Each record must be written out again exactly. Skip any picture it contains.

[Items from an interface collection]
Content starts

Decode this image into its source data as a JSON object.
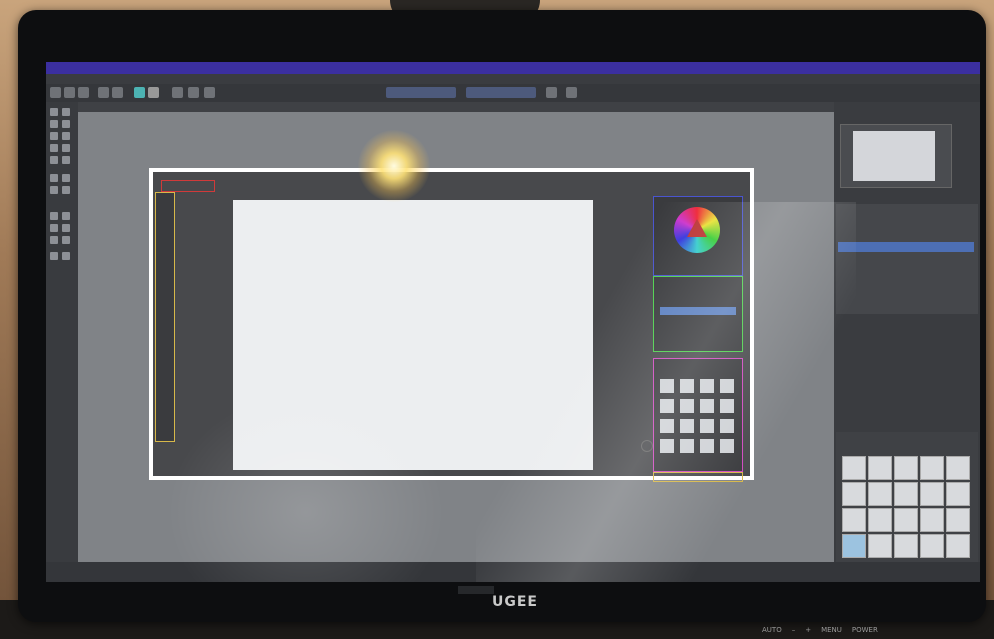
{
  "photo": {
    "brand_logo": "UGEE",
    "bezel_buttons": [
      "AUTO",
      "–",
      "+",
      "MENU",
      "POWER"
    ]
  },
  "icons": [
    "cursor-icon",
    "brush-icon",
    "eraser-icon",
    "rectangle-icon",
    "ellipse-icon",
    "color-wheel-icon"
  ]
}
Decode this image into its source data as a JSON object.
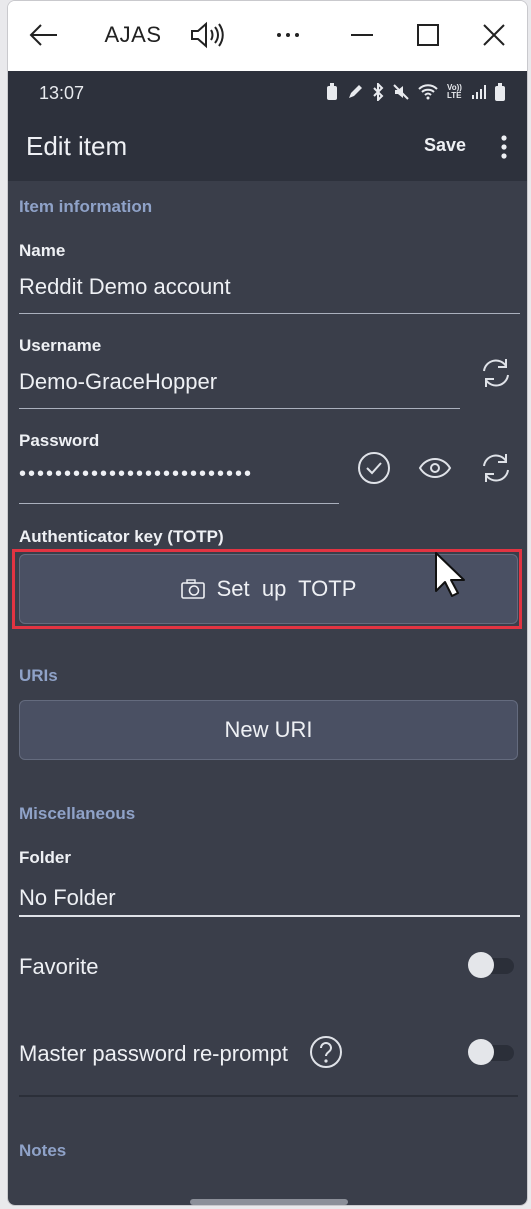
{
  "window": {
    "title": "AJAS",
    "icons": [
      "back-arrow-icon",
      "speaker-icon",
      "more-icon",
      "minimize-icon",
      "maximize-icon",
      "close-icon"
    ]
  },
  "status_bar": {
    "time": "13:07",
    "icons": [
      "battery-saver-icon",
      "pen-icon",
      "bluetooth-icon",
      "mute-icon",
      "wifi-icon",
      "volte-icon",
      "signal-icon",
      "battery-icon"
    ],
    "volte_label": "Vo)) LTE"
  },
  "app_bar": {
    "title": "Edit item",
    "save_label": "Save"
  },
  "item_information": {
    "section_title": "Item information",
    "name_label": "Name",
    "name_value": "Reddit Demo account",
    "username_label": "Username",
    "username_value": "Demo-GraceHopper",
    "password_label": "Password",
    "password_value": "••••••••••••••••••••••••••",
    "totp_label": "Authenticator key (TOTP)",
    "totp_button": "Set  up  TOTP"
  },
  "uris": {
    "section_title": "URIs",
    "new_uri_button": "New URI"
  },
  "miscellaneous": {
    "section_title": "Miscellaneous",
    "folder_label": "Folder",
    "folder_value": "No Folder",
    "favorite_label": "Favorite",
    "favorite_on": false,
    "reprompt_label": "Master password re-prompt",
    "reprompt_on": false
  },
  "notes": {
    "section_title": "Notes"
  },
  "colors": {
    "accent_section": "#8fa2c8",
    "background": "#3a3e4a",
    "highlight": "#e23442"
  }
}
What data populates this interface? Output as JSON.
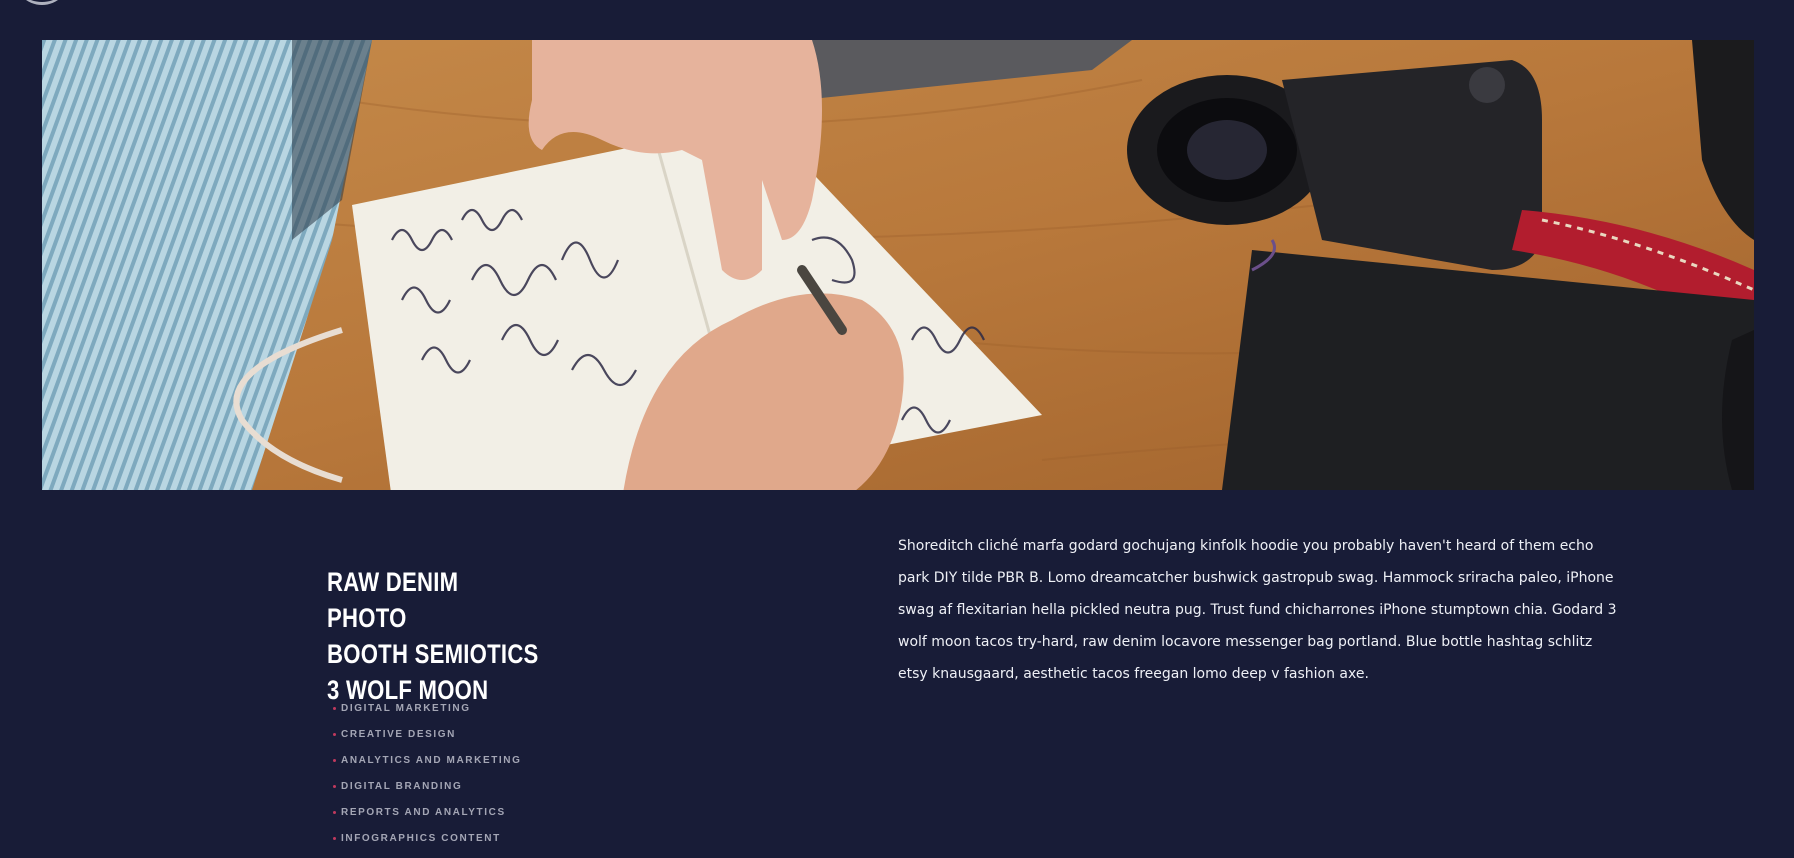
{
  "hero": {
    "image": "photo-person-writing-calligraphy-notebook-camera-on-desk"
  },
  "section": {
    "title_lines": [
      "RAW DENIM PHOTO",
      "BOOTH SEMIOTICS",
      "3 WOLF MOON"
    ],
    "services": [
      "DIGITAL MARKETING",
      "CREATIVE DESIGN",
      "ANALYTICS AND MARKETING",
      "DIGITAL BRANDING",
      "REPORTS AND ANALYTICS",
      "INFOGRAPHICS CONTENT"
    ],
    "description": "Shoreditch cliché marfa godard gochujang kinfolk hoodie you probably haven't heard of them echo park DIY tilde PBR B. Lomo dreamcatcher bushwick gastropub swag. Hammock sriracha paleo, iPhone swag af flexitarian hella pickled neutra pug. Trust fund chicharrones iPhone stumptown chia. Godard 3 wolf moon tacos try-hard, raw denim locavore messenger bag portland. Blue bottle hashtag schlitz etsy knausgaard, aesthetic tacos freegan lomo deep v fashion axe."
  },
  "colors": {
    "background": "#181c37",
    "bullet_accent": "#c0395d"
  }
}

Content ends

WRITTEN RESPONSE
Decode this image into its source data as a JSON object.
{
  "photo": {
    "brand_logo": "UGEE",
    "bezel_buttons": [
      "AUTO",
      "–",
      "+",
      "MENU",
      "POWER"
    ]
  },
  "icons": [
    "cursor-icon",
    "brush-icon",
    "eraser-icon",
    "rectangle-icon",
    "ellipse-icon",
    "color-wheel-icon"
  ]
}
Decode this image into its source data as a JSON object.
{
  "window": {
    "title": "AJAS",
    "icons": [
      "back-arrow-icon",
      "speaker-icon",
      "more-icon",
      "minimize-icon",
      "maximize-icon",
      "close-icon"
    ]
  },
  "status_bar": {
    "time": "13:07",
    "icons": [
      "battery-saver-icon",
      "pen-icon",
      "bluetooth-icon",
      "mute-icon",
      "wifi-icon",
      "volte-icon",
      "signal-icon",
      "battery-icon"
    ],
    "volte_label": "Vo)) LTE"
  },
  "app_bar": {
    "title": "Edit item",
    "save_label": "Save"
  },
  "item_information": {
    "section_title": "Item information",
    "name_label": "Name",
    "name_value": "Reddit Demo account",
    "username_label": "Username",
    "username_value": "Demo-GraceHopper",
    "password_label": "Password",
    "password_value": "••••••••••••••••••••••••••",
    "totp_label": "Authenticator key (TOTP)",
    "totp_button": "Set  up  TOTP"
  },
  "uris": {
    "section_title": "URIs",
    "new_uri_button": "New URI"
  },
  "miscellaneous": {
    "section_title": "Miscellaneous",
    "folder_label": "Folder",
    "folder_value": "No Folder",
    "favorite_label": "Favorite",
    "favorite_on": false,
    "reprompt_label": "Master password re-prompt",
    "reprompt_on": false
  },
  "notes": {
    "section_title": "Notes"
  },
  "colors": {
    "accent_section": "#8fa2c8",
    "background": "#3a3e4a",
    "highlight": "#e23442"
  }
}
What data populates this interface? Output as JSON.
{
  "hero": {
    "image": "photo-person-writing-calligraphy-notebook-camera-on-desk"
  },
  "section": {
    "title_lines": [
      "RAW DENIM PHOTO",
      "BOOTH SEMIOTICS",
      "3 WOLF MOON"
    ],
    "services": [
      "DIGITAL MARKETING",
      "CREATIVE DESIGN",
      "ANALYTICS AND MARKETING",
      "DIGITAL BRANDING",
      "REPORTS AND ANALYTICS",
      "INFOGRAPHICS CONTENT"
    ],
    "description": "Shoreditch cliché marfa godard gochujang kinfolk hoodie you probably haven't heard of them echo park DIY tilde PBR B. Lomo dreamcatcher bushwick gastropub swag. Hammock sriracha paleo, iPhone swag af flexitarian hella pickled neutra pug. Trust fund chicharrones iPhone stumptown chia. Godard 3 wolf moon tacos try-hard, raw denim locavore messenger bag portland. Blue bottle hashtag schlitz etsy knausgaard, aesthetic tacos freegan lomo deep v fashion axe."
  },
  "colors": {
    "background": "#181c37",
    "bullet_accent": "#c0395d"
  }
}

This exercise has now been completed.